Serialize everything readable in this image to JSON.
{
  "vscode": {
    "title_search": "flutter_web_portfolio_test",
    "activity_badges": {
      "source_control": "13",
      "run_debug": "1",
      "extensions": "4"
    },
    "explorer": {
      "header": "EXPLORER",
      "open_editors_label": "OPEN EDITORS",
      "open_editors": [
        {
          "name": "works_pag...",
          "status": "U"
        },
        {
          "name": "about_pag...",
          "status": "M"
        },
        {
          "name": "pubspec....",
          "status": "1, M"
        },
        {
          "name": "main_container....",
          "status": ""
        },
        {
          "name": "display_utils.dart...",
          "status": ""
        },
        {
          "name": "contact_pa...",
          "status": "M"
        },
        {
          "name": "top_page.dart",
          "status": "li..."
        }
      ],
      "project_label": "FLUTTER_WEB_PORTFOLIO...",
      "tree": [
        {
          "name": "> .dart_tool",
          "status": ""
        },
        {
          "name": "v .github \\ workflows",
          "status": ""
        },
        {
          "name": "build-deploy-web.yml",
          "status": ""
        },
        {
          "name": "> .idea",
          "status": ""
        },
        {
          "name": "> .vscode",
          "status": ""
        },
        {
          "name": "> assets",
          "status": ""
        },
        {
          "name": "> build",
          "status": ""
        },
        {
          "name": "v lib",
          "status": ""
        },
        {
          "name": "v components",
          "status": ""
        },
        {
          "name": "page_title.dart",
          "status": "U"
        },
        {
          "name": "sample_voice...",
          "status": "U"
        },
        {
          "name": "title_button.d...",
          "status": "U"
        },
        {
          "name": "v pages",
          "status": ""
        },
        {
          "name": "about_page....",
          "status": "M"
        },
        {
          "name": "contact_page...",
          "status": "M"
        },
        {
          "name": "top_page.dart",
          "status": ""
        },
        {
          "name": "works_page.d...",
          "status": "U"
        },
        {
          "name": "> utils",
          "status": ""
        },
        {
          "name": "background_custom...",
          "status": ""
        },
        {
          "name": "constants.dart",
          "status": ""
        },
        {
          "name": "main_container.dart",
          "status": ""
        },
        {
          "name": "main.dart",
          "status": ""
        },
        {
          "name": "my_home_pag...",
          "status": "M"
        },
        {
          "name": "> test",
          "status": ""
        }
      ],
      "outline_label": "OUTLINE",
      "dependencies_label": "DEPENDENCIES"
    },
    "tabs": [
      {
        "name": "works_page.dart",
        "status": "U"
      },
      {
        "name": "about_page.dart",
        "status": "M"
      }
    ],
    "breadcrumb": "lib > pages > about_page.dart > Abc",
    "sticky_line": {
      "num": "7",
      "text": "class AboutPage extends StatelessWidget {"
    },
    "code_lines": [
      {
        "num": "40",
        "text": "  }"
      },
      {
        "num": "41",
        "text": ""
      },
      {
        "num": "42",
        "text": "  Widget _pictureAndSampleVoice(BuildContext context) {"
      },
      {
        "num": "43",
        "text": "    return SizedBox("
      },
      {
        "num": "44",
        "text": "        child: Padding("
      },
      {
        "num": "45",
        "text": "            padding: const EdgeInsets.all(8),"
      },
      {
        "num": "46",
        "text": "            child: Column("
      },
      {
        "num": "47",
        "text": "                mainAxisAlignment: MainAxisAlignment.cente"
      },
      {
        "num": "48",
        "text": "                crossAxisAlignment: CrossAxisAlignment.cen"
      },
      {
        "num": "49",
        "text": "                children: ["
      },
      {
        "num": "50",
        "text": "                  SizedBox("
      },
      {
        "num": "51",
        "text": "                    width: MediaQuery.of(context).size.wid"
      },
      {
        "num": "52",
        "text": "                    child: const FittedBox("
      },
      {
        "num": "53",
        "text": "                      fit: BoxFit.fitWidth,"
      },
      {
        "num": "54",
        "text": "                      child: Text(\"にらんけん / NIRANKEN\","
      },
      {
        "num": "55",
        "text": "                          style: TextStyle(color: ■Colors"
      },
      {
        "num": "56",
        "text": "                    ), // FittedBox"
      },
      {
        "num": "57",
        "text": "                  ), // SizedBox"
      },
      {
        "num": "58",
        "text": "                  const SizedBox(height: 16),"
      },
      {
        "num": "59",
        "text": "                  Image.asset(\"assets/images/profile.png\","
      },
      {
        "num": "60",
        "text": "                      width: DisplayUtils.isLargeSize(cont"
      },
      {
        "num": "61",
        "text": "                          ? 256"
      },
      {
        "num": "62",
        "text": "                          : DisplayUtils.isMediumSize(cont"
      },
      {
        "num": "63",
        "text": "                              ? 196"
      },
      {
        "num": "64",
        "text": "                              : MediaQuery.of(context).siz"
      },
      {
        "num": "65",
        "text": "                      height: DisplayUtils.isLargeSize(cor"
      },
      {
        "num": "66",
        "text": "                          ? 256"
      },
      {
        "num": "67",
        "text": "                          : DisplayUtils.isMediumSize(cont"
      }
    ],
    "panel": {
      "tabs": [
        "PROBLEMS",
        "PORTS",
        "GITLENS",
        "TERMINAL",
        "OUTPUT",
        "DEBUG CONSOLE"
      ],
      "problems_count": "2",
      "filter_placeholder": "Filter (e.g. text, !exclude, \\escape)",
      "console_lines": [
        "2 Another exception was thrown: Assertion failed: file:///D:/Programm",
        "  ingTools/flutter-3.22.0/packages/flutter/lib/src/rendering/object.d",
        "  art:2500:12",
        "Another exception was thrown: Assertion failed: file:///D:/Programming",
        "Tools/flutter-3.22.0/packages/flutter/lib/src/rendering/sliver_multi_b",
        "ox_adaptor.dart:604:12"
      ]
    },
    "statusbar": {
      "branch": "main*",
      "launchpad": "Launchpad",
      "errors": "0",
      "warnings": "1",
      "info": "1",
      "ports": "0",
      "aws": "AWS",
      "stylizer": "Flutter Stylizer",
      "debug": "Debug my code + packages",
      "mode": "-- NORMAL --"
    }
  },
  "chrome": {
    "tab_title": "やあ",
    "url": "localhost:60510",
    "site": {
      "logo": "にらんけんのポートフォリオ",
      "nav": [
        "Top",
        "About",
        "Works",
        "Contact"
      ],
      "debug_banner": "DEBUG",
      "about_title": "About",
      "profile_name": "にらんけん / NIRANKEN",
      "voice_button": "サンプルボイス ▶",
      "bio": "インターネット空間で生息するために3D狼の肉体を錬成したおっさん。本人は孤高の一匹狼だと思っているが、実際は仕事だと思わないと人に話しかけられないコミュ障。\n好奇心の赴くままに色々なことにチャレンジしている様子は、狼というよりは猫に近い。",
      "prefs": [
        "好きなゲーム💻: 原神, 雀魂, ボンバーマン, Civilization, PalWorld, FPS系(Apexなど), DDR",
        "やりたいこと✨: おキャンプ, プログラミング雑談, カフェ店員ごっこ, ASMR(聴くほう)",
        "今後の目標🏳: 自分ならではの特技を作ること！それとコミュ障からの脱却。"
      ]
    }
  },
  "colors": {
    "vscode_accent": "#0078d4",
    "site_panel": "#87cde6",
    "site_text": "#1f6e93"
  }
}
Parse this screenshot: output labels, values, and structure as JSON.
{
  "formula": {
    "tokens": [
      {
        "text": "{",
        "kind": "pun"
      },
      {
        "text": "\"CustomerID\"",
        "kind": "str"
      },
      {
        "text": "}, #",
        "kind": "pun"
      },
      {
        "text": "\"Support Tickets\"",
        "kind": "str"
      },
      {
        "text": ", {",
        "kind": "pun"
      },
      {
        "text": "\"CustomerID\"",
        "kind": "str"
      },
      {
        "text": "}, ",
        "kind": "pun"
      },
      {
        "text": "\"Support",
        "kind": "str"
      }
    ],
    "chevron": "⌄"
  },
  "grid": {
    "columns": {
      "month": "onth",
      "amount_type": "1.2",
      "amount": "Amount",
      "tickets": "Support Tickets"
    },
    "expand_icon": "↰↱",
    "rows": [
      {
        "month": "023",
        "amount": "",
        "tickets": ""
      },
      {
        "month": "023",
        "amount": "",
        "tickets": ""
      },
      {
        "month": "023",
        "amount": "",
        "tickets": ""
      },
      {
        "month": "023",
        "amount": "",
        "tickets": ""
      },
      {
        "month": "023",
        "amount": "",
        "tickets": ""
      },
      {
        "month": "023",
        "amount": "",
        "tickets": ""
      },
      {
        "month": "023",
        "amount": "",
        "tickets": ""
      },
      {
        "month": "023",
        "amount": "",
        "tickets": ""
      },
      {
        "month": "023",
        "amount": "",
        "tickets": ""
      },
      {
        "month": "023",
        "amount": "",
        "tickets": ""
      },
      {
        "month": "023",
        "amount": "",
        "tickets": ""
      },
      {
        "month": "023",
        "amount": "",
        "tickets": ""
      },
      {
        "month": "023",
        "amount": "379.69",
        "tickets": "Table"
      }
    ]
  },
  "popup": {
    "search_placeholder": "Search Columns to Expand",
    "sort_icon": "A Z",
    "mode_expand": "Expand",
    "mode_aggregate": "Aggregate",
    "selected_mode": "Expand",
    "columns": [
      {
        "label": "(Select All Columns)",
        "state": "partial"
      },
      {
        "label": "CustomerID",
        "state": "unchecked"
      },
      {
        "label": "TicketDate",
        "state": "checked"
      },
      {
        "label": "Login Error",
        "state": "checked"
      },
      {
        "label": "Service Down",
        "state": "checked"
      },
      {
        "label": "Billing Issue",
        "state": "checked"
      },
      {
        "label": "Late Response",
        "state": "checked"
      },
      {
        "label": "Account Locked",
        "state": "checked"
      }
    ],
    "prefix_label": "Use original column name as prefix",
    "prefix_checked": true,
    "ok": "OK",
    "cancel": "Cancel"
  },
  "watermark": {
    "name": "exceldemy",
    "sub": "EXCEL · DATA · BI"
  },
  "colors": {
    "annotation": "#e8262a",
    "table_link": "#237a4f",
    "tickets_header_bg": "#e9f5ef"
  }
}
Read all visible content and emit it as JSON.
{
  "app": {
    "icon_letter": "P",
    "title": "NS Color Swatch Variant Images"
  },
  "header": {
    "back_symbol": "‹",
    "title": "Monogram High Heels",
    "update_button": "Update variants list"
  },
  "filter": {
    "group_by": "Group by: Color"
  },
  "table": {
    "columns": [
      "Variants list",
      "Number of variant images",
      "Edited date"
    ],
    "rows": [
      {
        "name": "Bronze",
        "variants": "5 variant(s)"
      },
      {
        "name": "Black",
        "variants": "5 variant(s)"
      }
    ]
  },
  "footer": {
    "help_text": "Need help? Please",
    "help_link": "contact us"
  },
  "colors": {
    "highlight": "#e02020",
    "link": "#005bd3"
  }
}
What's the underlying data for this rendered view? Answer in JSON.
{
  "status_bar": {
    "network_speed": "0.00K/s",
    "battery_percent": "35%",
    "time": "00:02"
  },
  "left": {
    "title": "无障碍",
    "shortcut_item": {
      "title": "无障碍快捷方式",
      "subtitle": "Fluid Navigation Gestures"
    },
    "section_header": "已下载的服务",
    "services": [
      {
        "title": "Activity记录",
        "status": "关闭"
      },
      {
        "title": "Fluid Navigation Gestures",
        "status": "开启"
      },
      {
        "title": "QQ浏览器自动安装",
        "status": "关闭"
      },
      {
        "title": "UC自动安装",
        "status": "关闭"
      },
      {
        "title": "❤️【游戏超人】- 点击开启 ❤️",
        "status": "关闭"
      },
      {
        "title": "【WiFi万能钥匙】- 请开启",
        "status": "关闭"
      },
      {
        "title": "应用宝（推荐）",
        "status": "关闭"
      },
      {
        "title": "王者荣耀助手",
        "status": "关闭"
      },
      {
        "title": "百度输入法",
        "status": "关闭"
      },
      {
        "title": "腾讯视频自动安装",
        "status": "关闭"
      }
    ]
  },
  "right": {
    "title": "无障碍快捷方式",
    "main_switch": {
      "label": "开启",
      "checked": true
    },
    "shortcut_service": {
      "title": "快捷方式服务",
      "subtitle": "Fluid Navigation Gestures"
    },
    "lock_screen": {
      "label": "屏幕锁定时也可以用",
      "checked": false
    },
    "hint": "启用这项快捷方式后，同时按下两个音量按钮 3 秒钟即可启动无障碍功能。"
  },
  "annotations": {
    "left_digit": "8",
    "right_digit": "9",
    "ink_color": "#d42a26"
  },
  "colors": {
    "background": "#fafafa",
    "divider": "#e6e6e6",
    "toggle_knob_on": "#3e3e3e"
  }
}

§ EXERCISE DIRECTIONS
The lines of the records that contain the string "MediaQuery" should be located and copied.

§ RESPONSE TO THIS EXERCISE
        "text": "                    width: MediaQuery.of(context).size.wid"
        "text": "                              : MediaQuery.of(context).siz"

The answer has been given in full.